_Task goal:_ Copy out every record exactly.

_Records:_
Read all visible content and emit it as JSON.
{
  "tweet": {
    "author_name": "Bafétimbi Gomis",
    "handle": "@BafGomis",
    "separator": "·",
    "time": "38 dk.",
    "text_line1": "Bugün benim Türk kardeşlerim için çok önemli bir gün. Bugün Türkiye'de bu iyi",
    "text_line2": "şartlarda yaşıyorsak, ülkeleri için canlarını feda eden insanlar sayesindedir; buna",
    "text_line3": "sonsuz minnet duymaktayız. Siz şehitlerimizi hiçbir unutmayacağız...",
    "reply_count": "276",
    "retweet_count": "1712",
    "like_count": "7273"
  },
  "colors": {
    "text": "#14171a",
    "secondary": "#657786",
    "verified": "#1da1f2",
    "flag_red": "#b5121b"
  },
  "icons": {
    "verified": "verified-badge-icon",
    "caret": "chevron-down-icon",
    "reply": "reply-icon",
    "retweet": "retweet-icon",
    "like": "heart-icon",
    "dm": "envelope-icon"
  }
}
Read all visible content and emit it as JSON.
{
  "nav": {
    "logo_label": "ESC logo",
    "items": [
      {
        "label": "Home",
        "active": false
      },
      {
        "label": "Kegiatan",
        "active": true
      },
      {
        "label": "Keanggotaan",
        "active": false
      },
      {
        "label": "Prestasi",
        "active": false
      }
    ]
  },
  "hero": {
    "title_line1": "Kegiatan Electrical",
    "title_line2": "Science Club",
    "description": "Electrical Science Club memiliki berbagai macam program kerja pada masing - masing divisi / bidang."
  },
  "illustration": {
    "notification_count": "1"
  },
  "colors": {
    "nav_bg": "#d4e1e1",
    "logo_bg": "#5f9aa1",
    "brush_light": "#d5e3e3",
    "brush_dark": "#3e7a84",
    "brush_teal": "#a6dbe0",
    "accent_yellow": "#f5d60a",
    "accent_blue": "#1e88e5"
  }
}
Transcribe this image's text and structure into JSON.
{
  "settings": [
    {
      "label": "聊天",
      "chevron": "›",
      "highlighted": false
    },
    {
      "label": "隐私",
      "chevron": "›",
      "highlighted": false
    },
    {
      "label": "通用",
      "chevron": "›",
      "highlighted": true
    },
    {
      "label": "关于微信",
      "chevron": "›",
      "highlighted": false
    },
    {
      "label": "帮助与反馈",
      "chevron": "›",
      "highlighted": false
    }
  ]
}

_Response box:_
Read all visible content and emit it as JSON.
{
  "tweet": {
    "author_name": "Bafétimbi Gomis",
    "handle": "@BafGomis",
    "separator": "·",
    "time": "38 dk.",
    "text_line1": "Bugün benim Türk kardeşlerim için çok önemli bir gün. Bugün Türkiye'de bu iyi",
    "text_line2": "şartlarda yaşıyorsak, ülkeleri için canlarını feda eden insanlar sayesindedir; buna",
    "text_line3": "sonsuz minnet duymaktayız. Siz şehitlerimizi hiçbir unutmayacağız...",
    "reply_count": "276",
    "retweet_count": "1712",
    "like_count": "7273"
  },
  "colors": {
    "text": "#14171a",
    "secondary": "#657786",
    "verified": "#1da1f2",
    "flag_red": "#b5121b"
  },
  "icons": {
    "verified": "verified-badge-icon",
    "caret": "chevron-down-icon",
    "reply": "reply-icon",
    "retweet": "retweet-icon",
    "like": "heart-icon",
    "dm": "envelope-icon"
  }
}
Read all visible content and emit it as JSON.
{
  "nav": {
    "logo_label": "ESC logo",
    "items": [
      {
        "label": "Home",
        "active": false
      },
      {
        "label": "Kegiatan",
        "active": true
      },
      {
        "label": "Keanggotaan",
        "active": false
      },
      {
        "label": "Prestasi",
        "active": false
      }
    ]
  },
  "hero": {
    "title_line1": "Kegiatan Electrical",
    "title_line2": "Science Club",
    "description": "Electrical Science Club memiliki berbagai macam program kerja pada masing - masing divisi / bidang."
  },
  "illustration": {
    "notification_count": "1"
  },
  "colors": {
    "nav_bg": "#d4e1e1",
    "logo_bg": "#5f9aa1",
    "brush_light": "#d5e3e3",
    "brush_dark": "#3e7a84",
    "brush_teal": "#a6dbe0",
    "accent_yellow": "#f5d60a",
    "accent_blue": "#1e88e5"
  }
}
Transcribe this image's text and structure into JSON.
{
  "settings": [
    {
      "label": "聊天",
      "chevron": "›",
      "highlighted": false
    },
    {
      "label": "隐私",
      "chevron": "›",
      "highlighted": false
    },
    {
      "label": "通用",
      "chevron": "›",
      "highlighted": true
    },
    {
      "label": "关于微信",
      "chevron": "›",
      "highlighted": false
    },
    {
      "label": "帮助与反馈",
      "chevron": "›",
      "highlighted": false
    }
  ]
}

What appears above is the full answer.